- TO DO
Line by line, copy the data below exactly.

[[ SUPPLIED INFORMATION open ]]

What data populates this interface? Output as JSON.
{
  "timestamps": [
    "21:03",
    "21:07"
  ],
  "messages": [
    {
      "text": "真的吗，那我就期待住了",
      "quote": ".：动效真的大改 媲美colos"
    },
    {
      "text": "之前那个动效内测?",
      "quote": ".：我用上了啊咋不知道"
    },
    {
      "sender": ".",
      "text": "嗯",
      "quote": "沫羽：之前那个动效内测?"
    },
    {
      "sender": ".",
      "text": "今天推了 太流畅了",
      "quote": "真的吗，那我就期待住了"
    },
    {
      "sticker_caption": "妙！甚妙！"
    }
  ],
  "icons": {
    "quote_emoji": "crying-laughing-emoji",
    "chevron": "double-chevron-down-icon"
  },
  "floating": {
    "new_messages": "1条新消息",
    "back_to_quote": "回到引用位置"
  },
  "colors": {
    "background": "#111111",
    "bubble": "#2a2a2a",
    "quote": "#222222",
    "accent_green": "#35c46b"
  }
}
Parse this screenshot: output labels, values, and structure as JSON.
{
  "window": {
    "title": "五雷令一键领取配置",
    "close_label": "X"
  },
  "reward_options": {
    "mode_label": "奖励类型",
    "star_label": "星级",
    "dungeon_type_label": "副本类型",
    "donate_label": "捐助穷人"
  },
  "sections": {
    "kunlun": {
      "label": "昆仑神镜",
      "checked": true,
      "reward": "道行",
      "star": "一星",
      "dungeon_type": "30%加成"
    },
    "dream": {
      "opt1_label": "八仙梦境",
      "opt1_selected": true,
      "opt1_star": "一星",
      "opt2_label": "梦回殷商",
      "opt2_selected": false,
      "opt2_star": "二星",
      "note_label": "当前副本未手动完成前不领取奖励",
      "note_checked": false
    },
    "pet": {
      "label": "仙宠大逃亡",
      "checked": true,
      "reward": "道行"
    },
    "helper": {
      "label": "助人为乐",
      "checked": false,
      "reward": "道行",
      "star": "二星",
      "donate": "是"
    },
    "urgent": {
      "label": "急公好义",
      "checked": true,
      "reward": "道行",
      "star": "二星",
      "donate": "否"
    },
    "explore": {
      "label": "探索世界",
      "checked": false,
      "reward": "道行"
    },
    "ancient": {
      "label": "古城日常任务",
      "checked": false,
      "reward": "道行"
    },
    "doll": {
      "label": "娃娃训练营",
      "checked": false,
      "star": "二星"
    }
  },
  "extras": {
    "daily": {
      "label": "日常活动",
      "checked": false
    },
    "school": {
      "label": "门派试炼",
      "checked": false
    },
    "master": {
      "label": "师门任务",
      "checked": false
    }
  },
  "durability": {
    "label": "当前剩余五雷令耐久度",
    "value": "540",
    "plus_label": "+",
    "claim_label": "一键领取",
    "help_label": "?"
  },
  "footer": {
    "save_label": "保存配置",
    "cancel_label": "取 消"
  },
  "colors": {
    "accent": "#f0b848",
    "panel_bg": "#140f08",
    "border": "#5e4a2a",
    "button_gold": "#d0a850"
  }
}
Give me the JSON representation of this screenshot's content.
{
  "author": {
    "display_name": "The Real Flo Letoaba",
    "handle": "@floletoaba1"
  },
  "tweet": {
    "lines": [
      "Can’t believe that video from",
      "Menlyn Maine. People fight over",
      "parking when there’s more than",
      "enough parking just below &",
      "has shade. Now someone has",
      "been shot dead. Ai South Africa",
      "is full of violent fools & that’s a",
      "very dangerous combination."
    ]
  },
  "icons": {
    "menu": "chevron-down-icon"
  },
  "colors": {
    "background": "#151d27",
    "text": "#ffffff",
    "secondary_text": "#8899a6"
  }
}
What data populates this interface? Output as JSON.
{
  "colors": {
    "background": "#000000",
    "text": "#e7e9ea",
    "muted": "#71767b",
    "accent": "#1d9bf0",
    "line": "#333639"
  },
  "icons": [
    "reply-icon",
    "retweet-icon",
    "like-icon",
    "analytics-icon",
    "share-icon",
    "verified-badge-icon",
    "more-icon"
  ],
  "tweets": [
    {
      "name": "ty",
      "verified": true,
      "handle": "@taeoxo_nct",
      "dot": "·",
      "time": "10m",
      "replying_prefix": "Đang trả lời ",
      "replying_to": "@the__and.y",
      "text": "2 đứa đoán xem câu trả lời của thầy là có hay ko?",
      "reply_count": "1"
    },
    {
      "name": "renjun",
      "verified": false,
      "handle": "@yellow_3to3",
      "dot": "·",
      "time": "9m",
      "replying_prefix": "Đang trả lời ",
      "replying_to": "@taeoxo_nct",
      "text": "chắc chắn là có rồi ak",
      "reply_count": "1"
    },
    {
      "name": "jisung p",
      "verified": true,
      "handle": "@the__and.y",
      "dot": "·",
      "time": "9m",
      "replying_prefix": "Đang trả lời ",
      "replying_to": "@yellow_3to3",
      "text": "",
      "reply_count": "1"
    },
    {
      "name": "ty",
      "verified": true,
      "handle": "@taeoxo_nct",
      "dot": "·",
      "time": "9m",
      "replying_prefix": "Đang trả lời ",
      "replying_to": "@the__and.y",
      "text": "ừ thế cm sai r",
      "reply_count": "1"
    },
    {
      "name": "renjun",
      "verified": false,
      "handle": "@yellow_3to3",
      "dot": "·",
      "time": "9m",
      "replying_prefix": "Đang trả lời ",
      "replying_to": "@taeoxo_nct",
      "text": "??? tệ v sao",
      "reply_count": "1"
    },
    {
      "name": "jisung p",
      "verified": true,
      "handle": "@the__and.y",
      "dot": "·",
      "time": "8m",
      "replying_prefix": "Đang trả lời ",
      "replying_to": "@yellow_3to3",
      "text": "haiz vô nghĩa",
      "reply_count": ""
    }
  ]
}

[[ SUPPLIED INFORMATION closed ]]

- SOLUTION TO THIS EXERCISE
What data populates this interface? Output as JSON.
{
  "timestamps": [
    "21:03",
    "21:07"
  ],
  "messages": [
    {
      "text": "真的吗，那我就期待住了",
      "quote": ".：动效真的大改 媲美colos"
    },
    {
      "text": "之前那个动效内测?",
      "quote": ".：我用上了啊咋不知道"
    },
    {
      "sender": ".",
      "text": "嗯",
      "quote": "沫羽：之前那个动效内测?"
    },
    {
      "sender": ".",
      "text": "今天推了 太流畅了",
      "quote": "真的吗，那我就期待住了"
    },
    {
      "sticker_caption": "妙！甚妙！"
    }
  ],
  "icons": {
    "quote_emoji": "crying-laughing-emoji",
    "chevron": "double-chevron-down-icon"
  },
  "floating": {
    "new_messages": "1条新消息",
    "back_to_quote": "回到引用位置"
  },
  "colors": {
    "background": "#111111",
    "bubble": "#2a2a2a",
    "quote": "#222222",
    "accent_green": "#35c46b"
  }
}
Parse this screenshot: output labels, values, and structure as JSON.
{
  "window": {
    "title": "五雷令一键领取配置",
    "close_label": "X"
  },
  "reward_options": {
    "mode_label": "奖励类型",
    "star_label": "星级",
    "dungeon_type_label": "副本类型",
    "donate_label": "捐助穷人"
  },
  "sections": {
    "kunlun": {
      "label": "昆仑神镜",
      "checked": true,
      "reward": "道行",
      "star": "一星",
      "dungeon_type": "30%加成"
    },
    "dream": {
      "opt1_label": "八仙梦境",
      "opt1_selected": true,
      "opt1_star": "一星",
      "opt2_label": "梦回殷商",
      "opt2_selected": false,
      "opt2_star": "二星",
      "note_label": "当前副本未手动完成前不领取奖励",
      "note_checked": false
    },
    "pet": {
      "label": "仙宠大逃亡",
      "checked": true,
      "reward": "道行"
    },
    "helper": {
      "label": "助人为乐",
      "checked": false,
      "reward": "道行",
      "star": "二星",
      "donate": "是"
    },
    "urgent": {
      "label": "急公好义",
      "checked": true,
      "reward": "道行",
      "star": "二星",
      "donate": "否"
    },
    "explore": {
      "label": "探索世界",
      "checked": false,
      "reward": "道行"
    },
    "ancient": {
      "label": "古城日常任务",
      "checked": false,
      "reward": "道行"
    },
    "doll": {
      "label": "娃娃训练营",
      "checked": false,
      "star": "二星"
    }
  },
  "extras": {
    "daily": {
      "label": "日常活动",
      "checked": false
    },
    "school": {
      "label": "门派试炼",
      "checked": false
    },
    "master": {
      "label": "师门任务",
      "checked": false
    }
  },
  "durability": {
    "label": "当前剩余五雷令耐久度",
    "value": "540",
    "plus_label": "+",
    "claim_label": "一键领取",
    "help_label": "?"
  },
  "footer": {
    "save_label": "保存配置",
    "cancel_label": "取 消"
  },
  "colors": {
    "accent": "#f0b848",
    "panel_bg": "#140f08",
    "border": "#5e4a2a",
    "button_gold": "#d0a850"
  }
}
Give me the JSON representation of this screenshot's content.
{
  "author": {
    "display_name": "The Real Flo Letoaba",
    "handle": "@floletoaba1"
  },
  "tweet": {
    "lines": [
      "Can’t believe that video from",
      "Menlyn Maine. People fight over",
      "parking when there’s more than",
      "enough parking just below &",
      "has shade. Now someone has",
      "been shot dead. Ai South Africa",
      "is full of violent fools & that’s a",
      "very dangerous combination."
    ]
  },
  "icons": {
    "menu": "chevron-down-icon"
  },
  "colors": {
    "background": "#151d27",
    "text": "#ffffff",
    "secondary_text": "#8899a6"
  }
}
What data populates this interface? Output as JSON.
{
  "colors": {
    "background": "#000000",
    "text": "#e7e9ea",
    "muted": "#71767b",
    "accent": "#1d9bf0",
    "line": "#333639"
  },
  "icons": [
    "reply-icon",
    "retweet-icon",
    "like-icon",
    "analytics-icon",
    "share-icon",
    "verified-badge-icon",
    "more-icon"
  ],
  "tweets": [
    {
      "name": "ty",
      "verified": true,
      "handle": "@taeoxo_nct",
      "dot": "·",
      "time": "10m",
      "replying_prefix": "Đang trả lời ",
      "replying_to": "@the__and.y",
      "text": "2 đứa đoán xem câu trả lời của thầy là có hay ko?",
      "reply_count": "1"
    },
    {
      "name": "renjun",
      "verified": false,
      "handle": "@yellow_3to3",
      "dot": "·",
      "time": "9m",
      "replying_prefix": "Đang trả lời ",
      "replying_to": "@taeoxo_nct",
      "text": "chắc chắn là có rồi ak",
      "reply_count": "1"
    },
    {
      "name": "jisung p",
      "verified": true,
      "handle": "@the__and.y",
      "dot": "·",
      "time": "9m",
      "replying_prefix": "Đang trả lời ",
      "replying_to": "@yellow_3to3",
      "text": "",
      "reply_count": "1"
    },
    {
      "name": "ty",
      "verified": true,
      "handle": "@taeoxo_nct",
      "dot": "·",
      "time": "9m",
      "replying_prefix": "Đang trả lời ",
      "replying_to": "@the__and.y",
      "text": "ừ thế cm sai r",
      "reply_count": "1"
    },
    {
      "name": "renjun",
      "verified": false,
      "handle": "@yellow_3to3",
      "dot": "·",
      "time": "9m",
      "replying_prefix": "Đang trả lời ",
      "replying_to": "@taeoxo_nct",
      "text": "??? tệ v sao",
      "reply_count": "1"
    },
    {
      "name": "jisung p",
      "verified": true,
      "handle": "@the__and.y",
      "dot": "·",
      "time": "8m",
      "replying_prefix": "Đang trả lời ",
      "replying_to": "@yellow_3to3",
      "text": "haiz vô nghĩa",
      "reply_count": ""
    }
  ]
}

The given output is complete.